[Entries taken from a collection]
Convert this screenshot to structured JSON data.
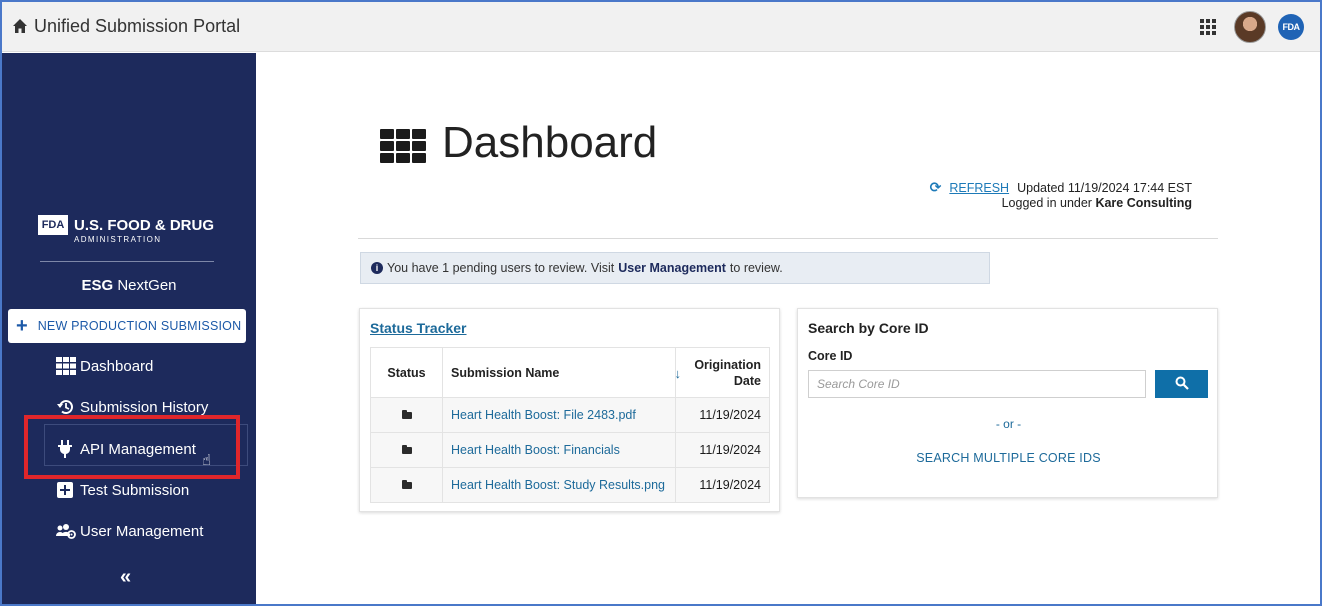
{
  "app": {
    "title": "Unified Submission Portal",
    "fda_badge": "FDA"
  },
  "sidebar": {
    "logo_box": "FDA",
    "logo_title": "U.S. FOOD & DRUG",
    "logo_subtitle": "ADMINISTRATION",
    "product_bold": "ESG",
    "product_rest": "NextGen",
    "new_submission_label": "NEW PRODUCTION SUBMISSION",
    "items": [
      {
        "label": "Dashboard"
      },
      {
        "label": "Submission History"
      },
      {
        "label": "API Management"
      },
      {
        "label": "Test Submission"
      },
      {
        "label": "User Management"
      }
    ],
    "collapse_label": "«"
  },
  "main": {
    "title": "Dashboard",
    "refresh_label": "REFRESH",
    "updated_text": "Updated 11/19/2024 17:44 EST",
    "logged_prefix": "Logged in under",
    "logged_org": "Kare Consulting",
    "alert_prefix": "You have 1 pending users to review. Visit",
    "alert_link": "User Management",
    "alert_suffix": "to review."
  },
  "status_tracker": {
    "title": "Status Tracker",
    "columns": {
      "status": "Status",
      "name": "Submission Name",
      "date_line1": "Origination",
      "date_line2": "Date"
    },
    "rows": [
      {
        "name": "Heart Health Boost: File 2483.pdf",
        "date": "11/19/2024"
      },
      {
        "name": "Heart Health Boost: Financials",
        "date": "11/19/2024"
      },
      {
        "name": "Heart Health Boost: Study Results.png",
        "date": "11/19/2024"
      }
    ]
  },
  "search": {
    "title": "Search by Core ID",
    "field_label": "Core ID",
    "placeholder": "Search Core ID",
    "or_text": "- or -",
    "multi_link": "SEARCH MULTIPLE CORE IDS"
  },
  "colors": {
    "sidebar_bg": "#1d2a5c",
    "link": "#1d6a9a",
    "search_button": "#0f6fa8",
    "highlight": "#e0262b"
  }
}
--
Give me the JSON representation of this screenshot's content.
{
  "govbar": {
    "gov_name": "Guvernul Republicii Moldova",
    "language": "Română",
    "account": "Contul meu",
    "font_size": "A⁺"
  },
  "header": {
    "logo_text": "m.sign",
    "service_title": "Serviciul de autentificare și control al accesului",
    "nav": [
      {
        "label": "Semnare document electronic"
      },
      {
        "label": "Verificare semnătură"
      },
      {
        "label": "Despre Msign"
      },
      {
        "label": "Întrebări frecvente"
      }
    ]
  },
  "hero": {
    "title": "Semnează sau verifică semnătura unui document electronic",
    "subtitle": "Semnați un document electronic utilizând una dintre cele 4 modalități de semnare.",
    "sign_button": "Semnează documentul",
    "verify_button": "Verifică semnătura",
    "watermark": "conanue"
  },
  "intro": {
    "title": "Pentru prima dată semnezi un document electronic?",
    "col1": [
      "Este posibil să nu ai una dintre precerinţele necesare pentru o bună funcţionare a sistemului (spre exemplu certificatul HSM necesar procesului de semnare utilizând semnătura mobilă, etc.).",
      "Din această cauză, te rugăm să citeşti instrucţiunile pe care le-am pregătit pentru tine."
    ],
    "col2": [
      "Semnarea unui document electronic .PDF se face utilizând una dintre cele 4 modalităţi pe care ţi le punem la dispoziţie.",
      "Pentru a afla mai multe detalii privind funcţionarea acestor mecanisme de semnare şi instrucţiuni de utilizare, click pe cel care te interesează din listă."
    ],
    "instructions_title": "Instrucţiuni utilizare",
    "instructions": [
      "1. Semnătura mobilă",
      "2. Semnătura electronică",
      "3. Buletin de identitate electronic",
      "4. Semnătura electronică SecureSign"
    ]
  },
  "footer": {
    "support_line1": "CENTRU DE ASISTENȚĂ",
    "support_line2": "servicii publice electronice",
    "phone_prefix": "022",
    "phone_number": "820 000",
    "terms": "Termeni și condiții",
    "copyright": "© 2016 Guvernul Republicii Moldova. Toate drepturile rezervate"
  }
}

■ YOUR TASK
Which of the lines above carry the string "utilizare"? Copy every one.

■ ANSWER
      "Pentru a afla mai multe detalii privind funcţionarea acestor mecanisme de semnare şi instrucţiuni de utilizare, click pe cel care te interesează din listă."
    "instructions_title": "Instrucţiuni utilizare",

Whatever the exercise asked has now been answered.